At he heart of the in watch is a 1950s English movement. Originally made by Smiths, this is the same mechanism that Sir Edmund Hillary famously carried to the summit of Everest.
Entirely re-worked for the Robin watch, the mechanism is highly polished in our workshops and then engraved with a distinctive new design to echo those Thomas Loomes used in the 17th century for his own English watches. Once done, the plates are plated with 22 carat gold.
The screw heads are, as is traditional in better quality English watches, hand polished. Each is then blued on the bench to obtain a crisp, dark contrast against the bright gilt plates. Hand polishing and bluing takes time (rather than the shoddy pale blue imitation, seen in many cheaper watches, of painting on the “blued effect”).

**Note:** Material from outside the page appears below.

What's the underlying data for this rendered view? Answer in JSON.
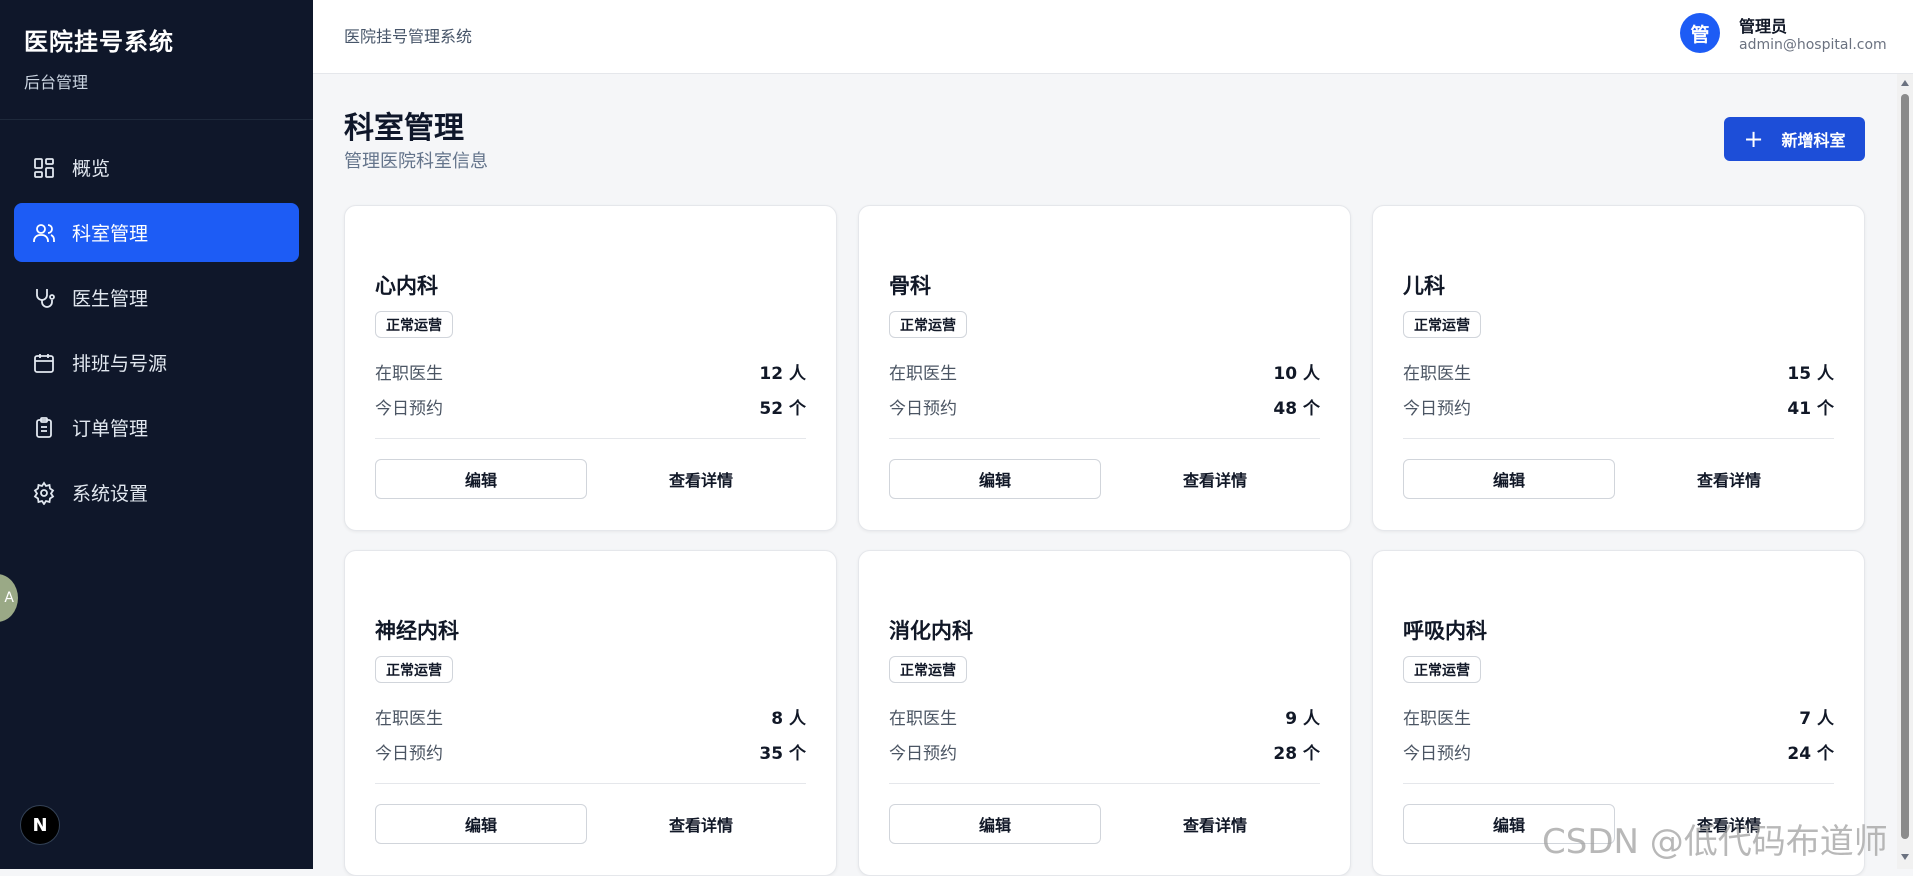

We have lots of time.
A signed and numbered limited edition of 50 pieces, the Red Robin is hand built to order.
We machine our cases in Stamford, downstairs in our own workshops, so have complete control over the making of our watches.
It then takes around seven hours to hand-polish each machined case up to an acceptable standard. Cut from a solid 18ct gold casting, machined and with the burrs removed, polished and fitted with its sapphire it looks like liquid metal on the wrist.
We are the only firm in England to cut and polish our own sapphire crystals – it became a vital aspect of creating an entirely English-made watch – and we were fortunate indeed to find a firm who still have 1940s polishing machinery that was originally used for watch glasses.
Unlike factory produced watches the Robin requires a significant degree of skill to assemble. Parts are not immediately interchangeable and the jewel height of seven out of the sixteen jewels is individually set to ensure each watch runs with the best possible performance.
Our guide has been the way watches were made seventy years ago in this country, when we still had a chronometer testing facility at Kew. Watchmakers can spend weeks making the smallest of adjustments in the quest to eliminate errors. The principle way to do this is to ensure the jewels are set at the right height for each individual watch part.
The “modern” quest for accuracy has inevitably involved increasing the vph (vibrations, or beats, per hour). A watch beating 28,800vph can be a dull thing for a watchmaker. The Robin however, beats at 18,000vph and leaves room for tweaking and tuning in a far more traditional manner.
The dials are machined in Stamford from solid metal sheet. We are the only watchmakers who make dials with integral dial feet. The dials are then given a traditional frosted finish and the old-fashioned “mushroom” dial feet are soldered into place.
Each is rhodium plated to give long-life protection against tarnishing or discolouring before printing. The effect is similar to seventeenth century silvering but without the need to risk spoiling the dial by applying a coat of lacquer.
Robert Loomes are the only British watchmakers who produce white glass enamel dials in house. A true horological artform, these are hand fired in our workshops individually. Whereas a normal painted dial will decay over time, a glass enamel dial will look just the same in two hundred years time.
If you have any questions no matter how trivial please let us know and we shall be happy to answer.